The personal consumption expenditures (PCE) price index declined at an annual rate of 0.5% in the fourth quarter. That was the weakest reading since the first quarter of 2009.The Chicago purchasing managers' index increased from 59.4 in January to 58.8 in December, exceeding expectations for a fall to 58.1. December's figure was revised up from 58.3.The final University of Michigan's consumer sentiment index was 98.1 in January, in line with expectations, down from the preliminary estimate of 98.2.
The DOW JONES index lost -1.45%, closing at 17,164.95 points. The S&P 500 shed -1.30% with a final quote of 1,994.99 points. The S&P declined by 3.1% in January, the biggest loss since January 2014.
Chinese stock markets traded lower on Monday as data showed a weaker-than-expected Chinese HSBC Manufacturing PMI coming in at 49.7 in January compared to a previous reading of 49.8 with a forecast of 49.8. Hong Kong's Hang Seng is trading -0.32% at 24,428.03 points.
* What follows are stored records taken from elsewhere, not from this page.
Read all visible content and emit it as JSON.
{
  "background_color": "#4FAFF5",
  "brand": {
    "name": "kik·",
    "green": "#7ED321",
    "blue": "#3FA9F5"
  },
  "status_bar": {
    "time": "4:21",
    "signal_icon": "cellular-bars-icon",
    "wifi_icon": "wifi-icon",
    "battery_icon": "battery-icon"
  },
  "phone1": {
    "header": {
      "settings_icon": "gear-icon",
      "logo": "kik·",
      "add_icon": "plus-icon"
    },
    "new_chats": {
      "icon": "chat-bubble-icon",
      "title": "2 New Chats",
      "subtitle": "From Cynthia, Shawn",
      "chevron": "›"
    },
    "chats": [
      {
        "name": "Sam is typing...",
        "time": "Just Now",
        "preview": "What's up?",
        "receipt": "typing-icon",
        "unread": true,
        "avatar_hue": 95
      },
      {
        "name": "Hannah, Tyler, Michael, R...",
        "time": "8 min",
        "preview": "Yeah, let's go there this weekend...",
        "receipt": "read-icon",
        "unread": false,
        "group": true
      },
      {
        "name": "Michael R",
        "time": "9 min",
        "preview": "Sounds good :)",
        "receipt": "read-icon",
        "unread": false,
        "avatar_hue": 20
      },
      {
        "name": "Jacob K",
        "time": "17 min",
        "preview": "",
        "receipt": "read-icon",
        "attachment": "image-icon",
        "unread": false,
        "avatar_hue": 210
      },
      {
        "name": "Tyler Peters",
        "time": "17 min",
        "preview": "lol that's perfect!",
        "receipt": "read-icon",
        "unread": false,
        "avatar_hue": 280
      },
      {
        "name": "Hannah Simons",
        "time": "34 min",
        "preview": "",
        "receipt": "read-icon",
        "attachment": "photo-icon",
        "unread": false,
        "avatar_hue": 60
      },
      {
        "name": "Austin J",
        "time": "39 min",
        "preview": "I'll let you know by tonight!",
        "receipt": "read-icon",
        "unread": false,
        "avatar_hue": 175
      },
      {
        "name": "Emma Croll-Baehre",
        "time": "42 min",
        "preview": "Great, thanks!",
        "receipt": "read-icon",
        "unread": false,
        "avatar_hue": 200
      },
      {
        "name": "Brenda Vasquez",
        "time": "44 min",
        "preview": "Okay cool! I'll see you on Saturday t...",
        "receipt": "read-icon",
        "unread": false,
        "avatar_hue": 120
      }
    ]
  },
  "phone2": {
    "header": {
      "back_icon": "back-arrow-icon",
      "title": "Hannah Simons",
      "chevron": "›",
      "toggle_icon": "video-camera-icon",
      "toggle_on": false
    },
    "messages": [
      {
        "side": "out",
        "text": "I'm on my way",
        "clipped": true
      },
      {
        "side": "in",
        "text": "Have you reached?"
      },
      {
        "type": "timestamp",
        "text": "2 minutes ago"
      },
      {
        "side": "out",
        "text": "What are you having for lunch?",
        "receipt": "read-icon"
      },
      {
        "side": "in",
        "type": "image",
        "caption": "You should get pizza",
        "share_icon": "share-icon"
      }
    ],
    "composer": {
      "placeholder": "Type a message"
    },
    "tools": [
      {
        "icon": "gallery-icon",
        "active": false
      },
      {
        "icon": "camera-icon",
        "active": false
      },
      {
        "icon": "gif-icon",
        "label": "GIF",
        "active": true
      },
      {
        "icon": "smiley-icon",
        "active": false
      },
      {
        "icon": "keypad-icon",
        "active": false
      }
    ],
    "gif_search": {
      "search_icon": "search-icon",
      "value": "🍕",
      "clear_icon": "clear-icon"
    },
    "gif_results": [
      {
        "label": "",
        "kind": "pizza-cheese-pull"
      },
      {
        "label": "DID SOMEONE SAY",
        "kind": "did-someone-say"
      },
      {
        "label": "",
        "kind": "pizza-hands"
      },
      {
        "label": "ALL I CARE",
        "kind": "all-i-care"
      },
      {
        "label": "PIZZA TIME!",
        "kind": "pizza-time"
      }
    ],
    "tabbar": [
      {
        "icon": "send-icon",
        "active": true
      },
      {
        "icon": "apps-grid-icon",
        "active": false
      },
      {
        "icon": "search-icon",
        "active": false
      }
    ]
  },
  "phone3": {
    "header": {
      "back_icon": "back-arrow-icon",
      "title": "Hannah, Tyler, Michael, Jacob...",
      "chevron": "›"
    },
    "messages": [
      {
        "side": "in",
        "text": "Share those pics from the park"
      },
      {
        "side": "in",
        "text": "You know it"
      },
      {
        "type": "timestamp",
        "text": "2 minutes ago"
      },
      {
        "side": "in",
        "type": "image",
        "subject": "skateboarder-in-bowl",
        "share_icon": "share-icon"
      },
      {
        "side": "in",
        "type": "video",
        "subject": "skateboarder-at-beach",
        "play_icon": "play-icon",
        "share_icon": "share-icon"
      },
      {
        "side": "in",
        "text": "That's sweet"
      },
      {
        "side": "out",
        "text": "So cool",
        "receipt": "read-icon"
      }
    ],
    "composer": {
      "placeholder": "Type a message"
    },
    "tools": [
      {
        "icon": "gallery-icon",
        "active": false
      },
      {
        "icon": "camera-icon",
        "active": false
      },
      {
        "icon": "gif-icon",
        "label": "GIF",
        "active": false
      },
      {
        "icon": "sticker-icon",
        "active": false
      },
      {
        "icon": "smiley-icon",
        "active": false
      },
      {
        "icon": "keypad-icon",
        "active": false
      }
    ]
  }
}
China's Shanghai Composite closed at 3,129.00 points -2.53%.
Japan's Nikkei posted losses on Monday, closing -0.66% with a final quote of 17,558.04. Disappointing economic data from the U.S. and China raised concerns on global growth. Uncertainty over the fate of Greece in the Eurozone further added to risk aversion. A stronger Japanese Yen weighed on exporter shares. A rally in oil prices had a negative effect on airlines and the energy sector.